I decided to undertake something only slightly less harrowing and much more enjoyable than studying for the bar exam this summer: watching as many Alfred Hitchcock movies as I could get my hands on via my Blockbuster subscription. I will review the movies after I watch them as a way of actually posting here. I grade each movie simply on how much I liked it in relation to the others. SPOILER ALERT: If you don't want to know what happens in a movie, then don't read my reviews. There will be no SPOILER ALERTs within the reviews.
Jimmy Stewart is what is wrong with this movie. I suspect that is not a sentence often typed.
And it's a shame because this movie had incredible potential. Based on the Leopold and Loeb murders, it revolves around two college-aged men who kill a former classmate to prove their superiority. To add further force to their argument, they place his body in a large wooden chest and hold a dinner party where the food is served atop the chest. Among the guests are the victim's father, aunt and girlfriend.
Up to this point, the movie is executed brilliantly. John Dall gives an Academy Award-level performance as Brandon Shaw. His Shaw is so charming, witty and happily disturbed that you are repulsed every time he is on stage, yet can't bring yourself to hate him completely. It is in the tradition of good movie villains, from the men James Bond fought with through Hannibal Lecter that Dall's performance arises from. Just as Loeb was dominant over Leopold, Philip Morgan (Farley Granger) is subservient to Shaw. Morgan is not as in love with the idea of this audacious murder as he is in love with Shaw. The homosexual aspects of their relationship are never discussed, but can virtually be assumed. Granger is pitch-perfect as the weaker, nervous co-conspirator, who is terrified of being found out.
But neither Shaw nor Morgan is the most important character in this movie. That distinction falls to Stewart's Rupert Cadell. He was their prep school housemaster and their intellectual guiding star. Their Nietzschean view of themselves -- as the Ubermensches who are superior to normal humans -- comes from Cadell. He is the one who formed them and he is the one who will turn them in.

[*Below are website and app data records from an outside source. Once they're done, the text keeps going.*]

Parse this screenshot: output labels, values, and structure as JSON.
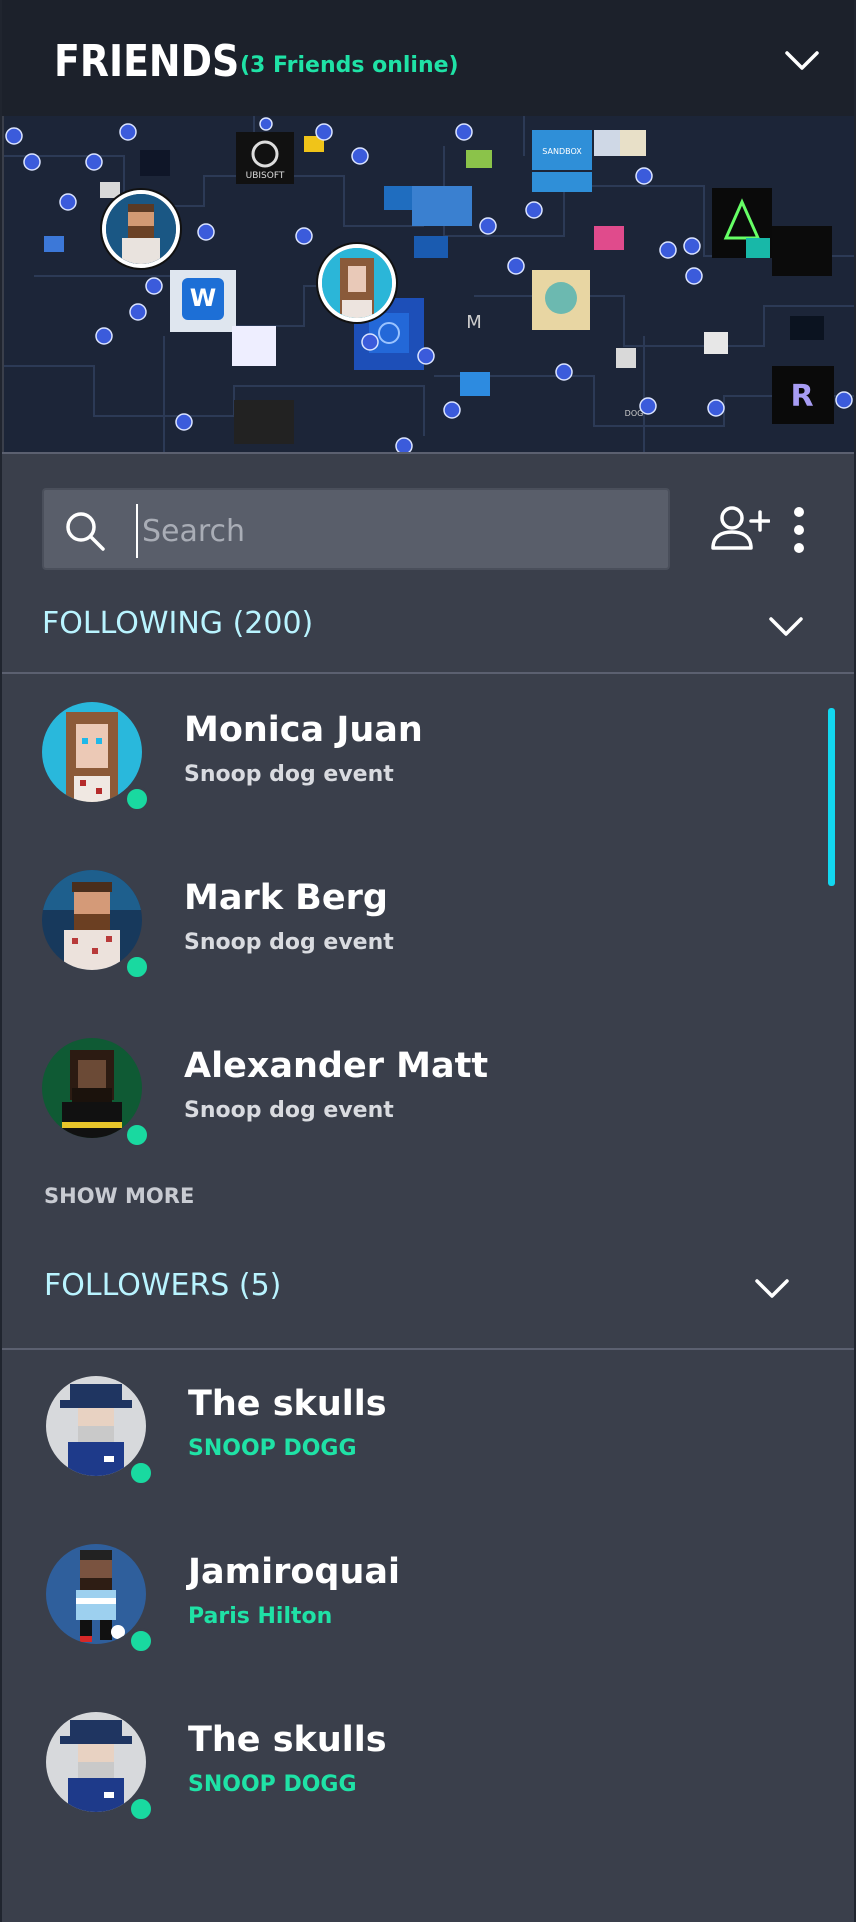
{
  "header": {
    "title": "FRIENDS",
    "online_text": "(3 Friends online)"
  },
  "map": {
    "brand_labels": [
      "UBISOFT",
      "SANDBOX",
      "DOG",
      "M"
    ]
  },
  "search": {
    "placeholder": "Search",
    "value": ""
  },
  "following": {
    "label": "FOLLOWING",
    "count": "(200)",
    "items": [
      {
        "name": "Monica Juan",
        "subtitle": "Snoop dog event"
      },
      {
        "name": "Mark Berg",
        "subtitle": "Snoop dog event"
      },
      {
        "name": "Alexander Matt",
        "subtitle": "Snoop dog event"
      }
    ],
    "show_more": "SHOW MORE"
  },
  "followers": {
    "label": "FOLLOWERS (5)",
    "items": [
      {
        "name": "The skulls",
        "subtitle": "SNOOP DOGG"
      },
      {
        "name": "Jamiroquai",
        "subtitle": "Paris Hilton"
      },
      {
        "name": "The skulls",
        "subtitle": "SNOOP DOGG"
      }
    ]
  },
  "colors": {
    "panel_bg": "#3a3f4b",
    "header_bg": "#1c212b",
    "accent_green": "#1fe2a6",
    "section_label": "#b9f4ff",
    "scrollbar": "#12d7f0",
    "online_dot": "#19d9a0"
  },
  "icons": {
    "header_toggle": "chevron-down-icon",
    "search": "search-icon",
    "add_friend": "add-user-icon",
    "more": "more-vertical-icon"
  }
}
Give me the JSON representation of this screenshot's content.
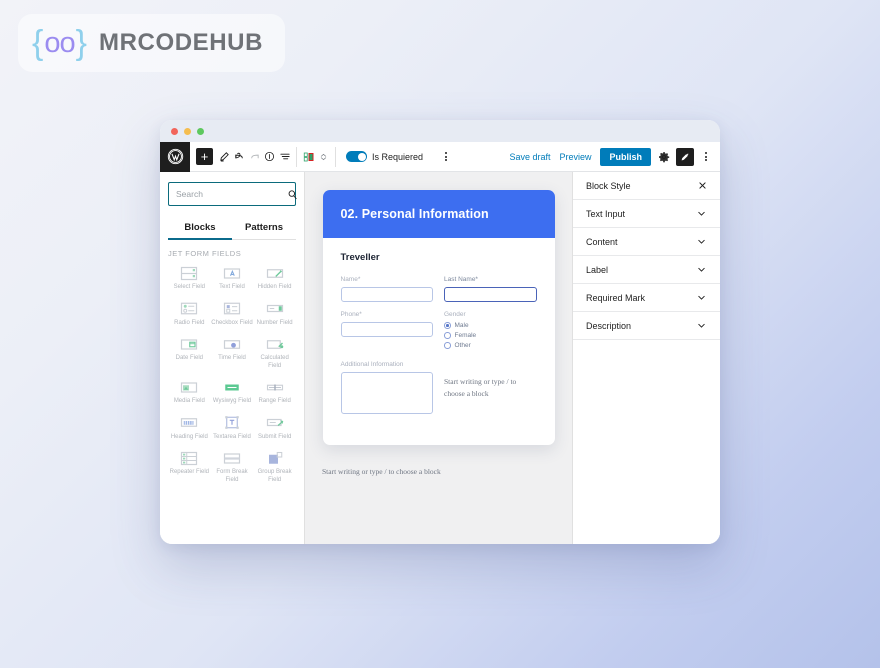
{
  "brand": {
    "brace_open": "{",
    "circles": "oo",
    "brace_close": "}",
    "name": "MRCODEHUB",
    "brace_color": "#8fd0ec",
    "circle_color": "#9b8cf0",
    "text_color": "#6f7277"
  },
  "window": {
    "dots": [
      "red",
      "yellow",
      "green"
    ]
  },
  "toolbar": {
    "wp_logo": "wordpress-icon",
    "add_block_label": "+",
    "icons": [
      "tools-pencil-icon",
      "undo-icon",
      "redo-icon",
      "info-icon",
      "list-view-icon",
      "block-type-icon",
      "selector-chevrons-icon"
    ],
    "toggle": {
      "label": "Is Requiered",
      "enabled": true,
      "color": "#007cba"
    },
    "save_draft_label": "Save draft",
    "preview_label": "Preview",
    "publish_label": "Publish",
    "publish_color": "#007cba",
    "settings_icon": "gear-icon",
    "styles_icon": "brush-icon",
    "more_icon": "kebab-menu-icon"
  },
  "inserter": {
    "search": {
      "placeholder": "Search",
      "value": ""
    },
    "tabs": [
      {
        "label": "Blocks",
        "active": true
      },
      {
        "label": "Patterns",
        "active": false
      }
    ],
    "section_title": "JET FORM FIELDS",
    "blocks": [
      {
        "label": "Select Field",
        "icon": "select-field-icon"
      },
      {
        "label": "Text Field",
        "icon": "text-field-icon"
      },
      {
        "label": "Hidden Field",
        "icon": "hidden-field-icon"
      },
      {
        "label": "Radio Field",
        "icon": "radio-field-icon"
      },
      {
        "label": "Checkbox Field",
        "icon": "checkbox-field-icon"
      },
      {
        "label": "Number Field",
        "icon": "number-field-icon"
      },
      {
        "label": "Date Field",
        "icon": "date-field-icon"
      },
      {
        "label": "Time Field",
        "icon": "time-field-icon"
      },
      {
        "label": "Calculated Field",
        "icon": "calculated-field-icon"
      },
      {
        "label": "Media Field",
        "icon": "media-field-icon"
      },
      {
        "label": "Wysiwyg Field",
        "icon": "wysiwyg-field-icon"
      },
      {
        "label": "Range Field",
        "icon": "range-field-icon"
      },
      {
        "label": "Heading Field",
        "icon": "heading-field-icon"
      },
      {
        "label": "Textarea Field",
        "icon": "textarea-field-icon"
      },
      {
        "label": "Submit Field",
        "icon": "submit-field-icon"
      },
      {
        "label": "Repeater Field",
        "icon": "repeater-field-icon"
      },
      {
        "label": "Form Break Field",
        "icon": "form-break-field-icon"
      },
      {
        "label": "Group Break Field",
        "icon": "group-break-field-icon"
      }
    ]
  },
  "form": {
    "header_title": "02. Personal Information",
    "header_color": "#3d6ef0",
    "section_heading": "Treveller",
    "fields": {
      "name": {
        "label": "Name*",
        "value": "",
        "focused": false
      },
      "last_name": {
        "label": "Last Name*",
        "value": "",
        "focused": true
      },
      "phone": {
        "label": "Phone*",
        "value": "",
        "focused": false
      },
      "additional": {
        "label": "Additional Information",
        "value": "",
        "focused": false
      }
    },
    "gender": {
      "label": "Gender",
      "options": [
        {
          "label": "Male",
          "selected": true
        },
        {
          "label": "Female",
          "selected": false
        },
        {
          "label": "Other",
          "selected": false
        }
      ]
    },
    "block_hint": "Start writing or type / to choose a block"
  },
  "canvas": {
    "bottom_hint": "Start writing or type / to choose a block"
  },
  "settings": {
    "rows": [
      {
        "label": "Block Style",
        "control": "close-icon"
      },
      {
        "label": "Text Input",
        "control": "chevron-down-icon"
      },
      {
        "label": "Content",
        "control": "chevron-down-icon"
      },
      {
        "label": "Label",
        "control": "chevron-down-icon"
      },
      {
        "label": "Required Mark",
        "control": "chevron-down-icon"
      },
      {
        "label": "Description",
        "control": "chevron-down-icon"
      }
    ]
  }
}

Hitchcock loved to use Stewart as the everyman. We see the world through his eyes and instinctively like him. As a result of films like Mr. Smith Goes to Washington or It's A Wonderful Life or Vertigo or Rear Window, we have a Pavlovian response to Stewart. We know that even when he does the wrong thing, at heart, he is doing them for the right reasons. When is the last time you saw a film where you didn't root for Stewart's character? Much like Tom Hanks or Kevin Costner or Harrison Ford, we instinctively root for Stewart whenever he appears on the screen. So expecting Stewart to carry a role in which he has to be the champion of the Nietzschean view of superior humanity is a bit like asking Don Knotts to play the coldly efficient police sergeant on the take.
When Cadell defends those views, we twitter just like the victim's aunt. Stewart seems to be playing more of an academic shock jock than a true believer. This role is key because it shows the evolution of this murder. Just as Shaw pressed Morgan into the murder, Cadell shaped Shaw to the point that his interest became more than an intellectual belief. Stewart's Cadell is such an intellectual dabbler that it seems so incongruous for him to have influenced Shaw so strongly.

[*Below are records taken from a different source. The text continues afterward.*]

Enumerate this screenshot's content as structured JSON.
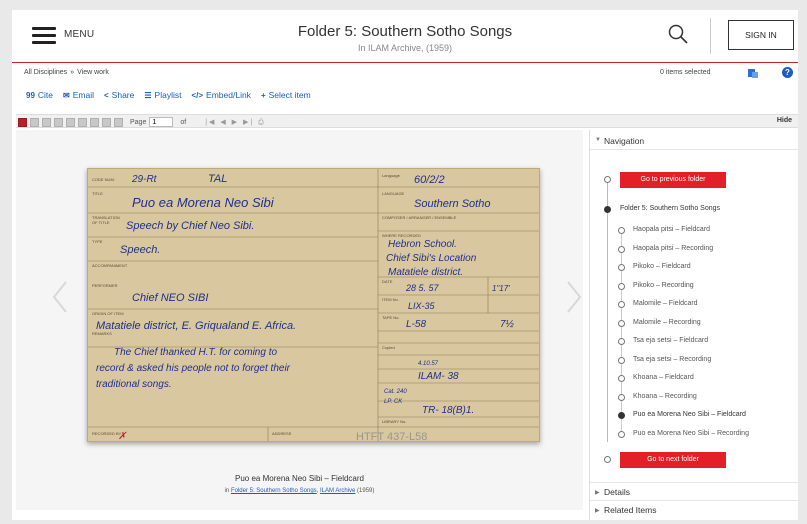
{
  "header": {
    "menu_label": "MENU",
    "title": "Folder 5: Southern Sotho Songs",
    "subtitle": "In ILAM Archive, (1959)",
    "signin_label": "SIGN IN"
  },
  "breadcrumb": {
    "items": [
      "All Disciplines",
      "View work"
    ],
    "separator": "»"
  },
  "selection": {
    "count_text": "0 items selected"
  },
  "actions": [
    {
      "icon": "quote-icon",
      "glyph": "99",
      "label": "Cite"
    },
    {
      "icon": "email-icon",
      "glyph": "✉",
      "label": "Email"
    },
    {
      "icon": "share-icon",
      "glyph": "<",
      "label": "Share"
    },
    {
      "icon": "playlist-icon",
      "glyph": "☰",
      "label": "Playlist"
    },
    {
      "icon": "embed-icon",
      "glyph": "</>",
      "label": "Embed/Link"
    },
    {
      "icon": "plus-icon",
      "glyph": "+",
      "label": "Select item"
    }
  ],
  "viewer": {
    "page_label": "Page",
    "page_value": "1",
    "of_label": "of",
    "hide_label": "Hide",
    "caption": "Puo ea Morena Neo Sibi – Fieldcard",
    "caption_sub_prefix": "in",
    "caption_sub_link1": "Folder 5: Southern Sotho Songs",
    "caption_sub_link2": "ILAM Archive",
    "caption_sub_year": "(1959)"
  },
  "fieldcard": {
    "code_num": "29-Rt",
    "class_code": "TAL",
    "title_label": "TITLE",
    "title": "Puo ea Morena Neo Sibi",
    "translation_label": "TRANSLATION OF TITLE",
    "translation": "Speech by Chief Neo Sibi.",
    "type_label": "TYPE",
    "type": "Speech.",
    "accompaniment_label": "ACCOMPANIMENT",
    "performer_label": "PERFORMER",
    "performer": "Chief NEO SIBI",
    "origin_label": "ORIGIN OF ITEM",
    "origin": "Matatiele district, E. Griqualand E. Africa.",
    "remarks_label": "REMARKS",
    "remarks_line1": "The Chief thanked H.T. for coming to",
    "remarks_line2": "record & asked his people not to forget their",
    "remarks_line3": "traditional songs.",
    "language_num": "60/2/2",
    "language_label": "LANGUAGE",
    "language": "Southern Sotho",
    "composer_label": "COMPOSER / ARRANGER / ENSEMBLE",
    "where_label": "WHERE RECORDED",
    "where_line1": "Hebron School.",
    "where_line2": "Chief Sibi's Location",
    "where_line3": "Matatiele district.",
    "date_label": "DATE",
    "date": "28 5. 57",
    "duration": "1\"17'",
    "item_no_label": "ITEM No.",
    "item_no": "LIX-35",
    "tape_label": "TAPE No.",
    "tape": "L-58",
    "speed": "7½",
    "copied": "Copied",
    "disc_no": "TR- 18(B)1.",
    "library_label": "LIBRARY No.",
    "recorded_by_label": "RECORDED BY",
    "address_label": "ADDRESS",
    "stamp": "HTFT 437-L58",
    "ilam_no": "ILAM- 38",
    "misc_note": "4.10.57",
    "small_note_1": "Cat. 240",
    "small_note_2": "LP. CK"
  },
  "navigation": {
    "heading": "Navigation",
    "prev_button": "Go to previous folder",
    "folder_label": "Folder 5: Southern Sotho Songs",
    "items": [
      {
        "label": "Haopala pitsi – Fieldcard",
        "current": false
      },
      {
        "label": "Haopala pitsi – Recording",
        "current": false
      },
      {
        "label": "Pikoko – Fieldcard",
        "current": false
      },
      {
        "label": "Pikoko – Recording",
        "current": false
      },
      {
        "label": "Malomile – Fieldcard",
        "current": false
      },
      {
        "label": "Malomile – Recording",
        "current": false
      },
      {
        "label": "Tsa eja setsi – Fieldcard",
        "current": false
      },
      {
        "label": "Tsa eja setsi – Recording",
        "current": false
      },
      {
        "label": "Khoana – Fieldcard",
        "current": false
      },
      {
        "label": "Khoana – Recording",
        "current": false
      },
      {
        "label": "Puo ea Morena Neo Sibi – Fieldcard",
        "current": true
      },
      {
        "label": "Puo ea Morena Neo Sibi – Recording",
        "current": false
      }
    ],
    "next_button": "Go to next folder",
    "details_label": "Details",
    "related_label": "Related Items"
  },
  "colors": {
    "accent_red": "#e31f27",
    "link_blue": "#1a5dbd",
    "card_paper": "#d9c89f",
    "ink_blue": "#1f2f8c"
  }
}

I took a history of the theater class in college and the professor once asked how someone should play royalty. Should they walk differently? Would we be able to tell simply by having them wear a crown? Should they manically treat their subjects with a tyranny befitting absolute power? All of those actions are worthless unless the other characters react in ways that one would react around a king. If a character walks on to the stage wearing a robe and crown, but the other characters feign indifference, we know that he is not as important as he seems.
The key to this movie is in how every reacts to Cadell when he is on the screen. In this respect, it is the victim's father (Cedric Hardwicke) who plays the Everyman, sputtering his indignation at the horror of the Nietzschean ideas while garnering our sympathy. In order for Cadell's turn from defender of the ideas to prosecutor of the boys for taking the ideas to the logical conclusion to have real force, we have to believe that he held those ideas firmly to begin with. Stewart's persona prevents him from filling that space given to him in the reactions of the other characters.

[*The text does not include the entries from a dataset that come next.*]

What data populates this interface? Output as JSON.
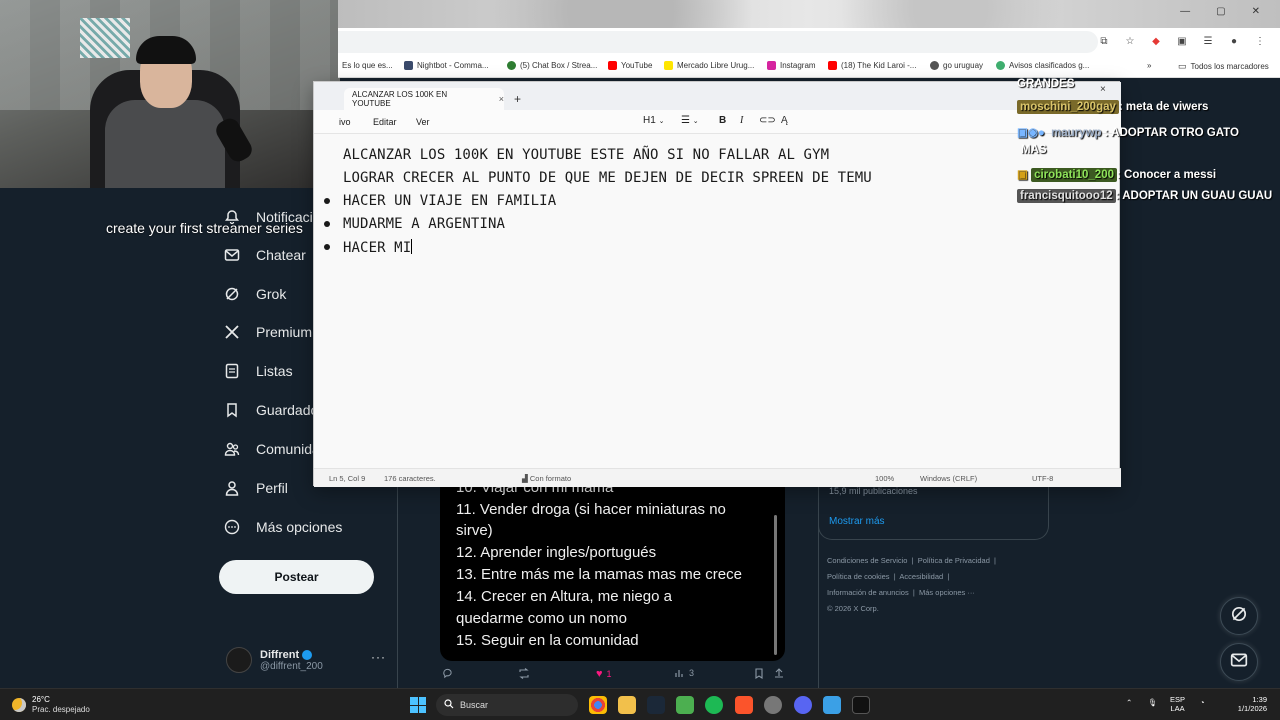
{
  "webcam": {
    "label": ""
  },
  "caption": "create your first streamer series",
  "browser": {
    "bookmarks": [
      "Es lo que es...",
      "Nightbot - Comma...",
      "(5) Chat Box / Strea...",
      "YouTube",
      "Mercado Libre Urug...",
      "Instagram",
      "(18) The Kid Laroi -...",
      "go uruguay",
      "Avisos clasificados g..."
    ],
    "bookmarks_more": "»",
    "all_bookmarks": "Todos los marcadores",
    "window_controls": [
      "—",
      "▢",
      "✕"
    ]
  },
  "notepad": {
    "tab_title": "ALCANZAR LOS 100K EN YOUTUBE",
    "tab_close": "×",
    "new_tab": "+",
    "menu": [
      "ivo",
      "Editar",
      "Ver"
    ],
    "format": {
      "heading": "H1",
      "bold": "B",
      "italic": "I"
    },
    "lines": [
      "ALCANZAR LOS 100K EN YOUTUBE ESTE AÑO SI NO FALLAR AL GYM",
      "LOGRAR CRECER AL PUNTO DE QUE ME DEJEN DE DECIR SPREEN DE TEMU",
      "HACER UN VIAJE EN FAMILIA",
      "MUDARME A ARGENTINA",
      "HACER MI"
    ],
    "status": {
      "position": "Ln 5, Col 9",
      "chars": "176 caracteres.",
      "format": "Con formato",
      "zoom": "100%",
      "line_ending": "Windows (CRLF)",
      "encoding": "UTF-8"
    }
  },
  "chat": {
    "close": "×",
    "messages": [
      {
        "user": "GRANDES",
        "text": ""
      },
      {
        "user": "moschini_200gay",
        "text": ": meta de viwers",
        "user_color": "#c9b24a"
      },
      {
        "user": "maurywp",
        "text": ": ADOPTAR OTRO GATO",
        "user_color": "#9fb0c8",
        "cont": "MAS"
      },
      {
        "user": "cirobati10_200",
        "text": ": Conocer a messi",
        "user_color": "#7ed957"
      },
      {
        "user": "francisquitooo12",
        "text": ": ADOPTAR UN GUAU GUAU",
        "user_color": "#cfd8dc"
      }
    ]
  },
  "x": {
    "nav": [
      {
        "label": "Notificaciones",
        "icon": "bell-icon"
      },
      {
        "label": "Chatear",
        "icon": "mail-icon"
      },
      {
        "label": "Grok",
        "icon": "grok-icon"
      },
      {
        "label": "Premium",
        "icon": "x-logo-icon"
      },
      {
        "label": "Listas",
        "icon": "list-icon"
      },
      {
        "label": "Guardados",
        "icon": "bookmark-icon"
      },
      {
        "label": "Comunidades",
        "icon": "people-icon"
      },
      {
        "label": "Perfil",
        "icon": "person-icon"
      },
      {
        "label": "Más opciones",
        "icon": "more-circle-icon"
      }
    ],
    "post_button": "Postear",
    "profile": {
      "name": "Diffrent",
      "handle": "@diffrent_200",
      "more": "···"
    },
    "tweet_lines": [
      "10. Viajar con mi mamá",
      "11. Vender droga (si hacer miniaturas no",
      "sirve)",
      "12. Aprender ingles/portugués",
      "13. Entre más me la mamas mas me crece",
      "14. Crecer en Altura, me niego a",
      "quedarme como un nomo",
      "15. Seguir en la comunidad"
    ],
    "tweet_actions": {
      "likes": "1",
      "views": "3"
    },
    "right_box": {
      "publications": "15,9 mil publicaciones",
      "show_more": "Mostrar más"
    },
    "footer": [
      [
        "Condiciones de Servicio",
        "Política de Privacidad"
      ],
      [
        "Política de cookies",
        "Accesibilidad"
      ],
      [
        "Información de anuncios",
        "Más opciones ···"
      ],
      [
        "© 2026 X Corp."
      ]
    ]
  },
  "taskbar": {
    "temperature": "26°C",
    "condition": "Prac. despejado",
    "search": "Buscar",
    "lang_top": "ESP",
    "lang_bottom": "LAA",
    "time": "1:39",
    "date": "1/1/2026"
  }
}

Cary Grant apparently turned down the Cadell role as he did not wanted to be associated with the film's homoerotic undertones (he didn't need any more public evidence that he might be a homosexual himself). Grant would have been better able to fashion a character that was an older version of Shaw and filled that space. It is a shame that we will never know.
Up Next: Rear Window